Exercise objective >>
The required result is the number of lines below that hold the word "this", stated without anything else.

[Dataset items]
----
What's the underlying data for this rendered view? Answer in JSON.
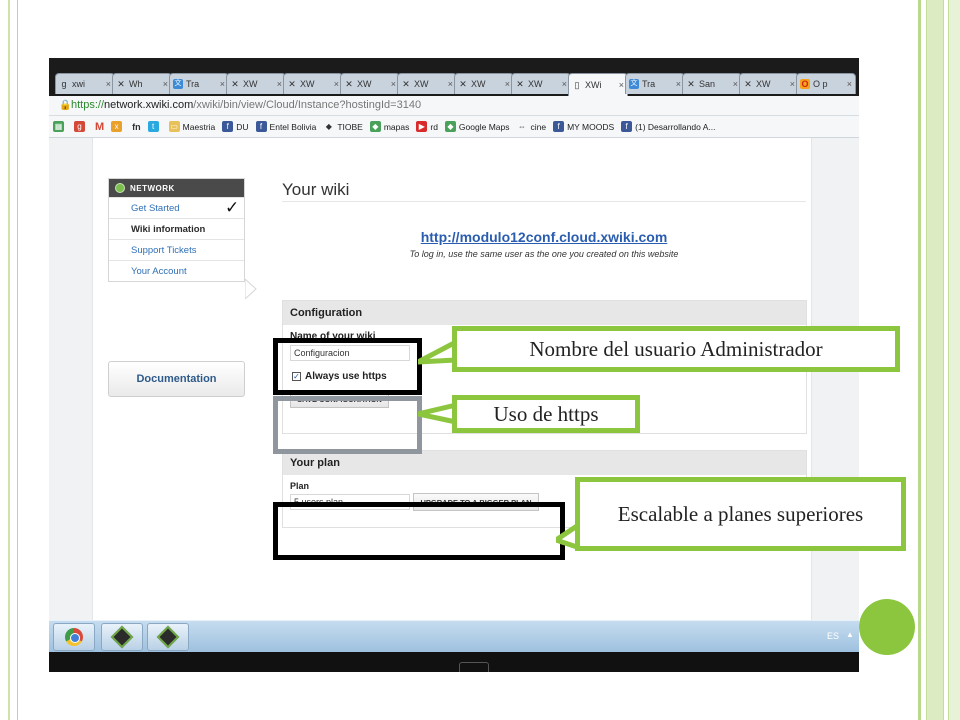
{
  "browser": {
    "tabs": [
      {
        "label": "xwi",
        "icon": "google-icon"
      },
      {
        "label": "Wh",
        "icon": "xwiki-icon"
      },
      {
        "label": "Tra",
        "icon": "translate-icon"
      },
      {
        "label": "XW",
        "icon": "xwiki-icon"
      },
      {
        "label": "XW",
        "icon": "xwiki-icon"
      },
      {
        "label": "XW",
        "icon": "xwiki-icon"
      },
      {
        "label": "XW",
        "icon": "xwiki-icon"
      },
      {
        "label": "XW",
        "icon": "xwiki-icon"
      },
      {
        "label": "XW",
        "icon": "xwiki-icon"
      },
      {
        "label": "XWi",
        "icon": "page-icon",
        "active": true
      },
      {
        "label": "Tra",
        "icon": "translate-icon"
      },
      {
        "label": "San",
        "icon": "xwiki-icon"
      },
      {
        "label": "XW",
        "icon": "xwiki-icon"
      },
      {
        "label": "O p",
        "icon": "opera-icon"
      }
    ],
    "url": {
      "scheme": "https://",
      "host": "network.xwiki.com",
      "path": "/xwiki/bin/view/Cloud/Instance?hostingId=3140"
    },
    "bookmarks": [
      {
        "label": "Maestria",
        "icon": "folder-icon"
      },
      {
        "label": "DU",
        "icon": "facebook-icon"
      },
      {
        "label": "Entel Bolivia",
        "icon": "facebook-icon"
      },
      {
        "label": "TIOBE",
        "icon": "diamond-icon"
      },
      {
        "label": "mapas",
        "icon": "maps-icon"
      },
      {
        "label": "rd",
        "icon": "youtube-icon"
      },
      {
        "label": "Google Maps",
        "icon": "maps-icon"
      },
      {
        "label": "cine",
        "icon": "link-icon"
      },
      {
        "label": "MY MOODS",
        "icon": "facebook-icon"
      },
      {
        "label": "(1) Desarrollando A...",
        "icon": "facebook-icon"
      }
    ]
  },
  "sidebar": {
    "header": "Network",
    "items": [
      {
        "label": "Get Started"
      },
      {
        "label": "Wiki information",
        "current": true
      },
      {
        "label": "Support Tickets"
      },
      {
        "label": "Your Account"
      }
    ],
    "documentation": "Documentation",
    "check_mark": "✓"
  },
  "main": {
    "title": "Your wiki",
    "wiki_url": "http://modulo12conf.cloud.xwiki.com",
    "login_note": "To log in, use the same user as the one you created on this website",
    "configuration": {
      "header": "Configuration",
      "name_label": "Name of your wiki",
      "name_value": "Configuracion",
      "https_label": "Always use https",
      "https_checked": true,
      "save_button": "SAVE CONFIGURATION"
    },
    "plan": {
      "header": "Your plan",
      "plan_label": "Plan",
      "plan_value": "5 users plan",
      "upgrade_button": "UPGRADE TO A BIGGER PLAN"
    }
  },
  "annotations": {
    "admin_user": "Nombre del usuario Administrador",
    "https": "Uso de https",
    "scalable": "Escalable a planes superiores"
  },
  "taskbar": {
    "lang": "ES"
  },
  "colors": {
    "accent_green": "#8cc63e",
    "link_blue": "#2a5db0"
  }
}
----
Response box >>
2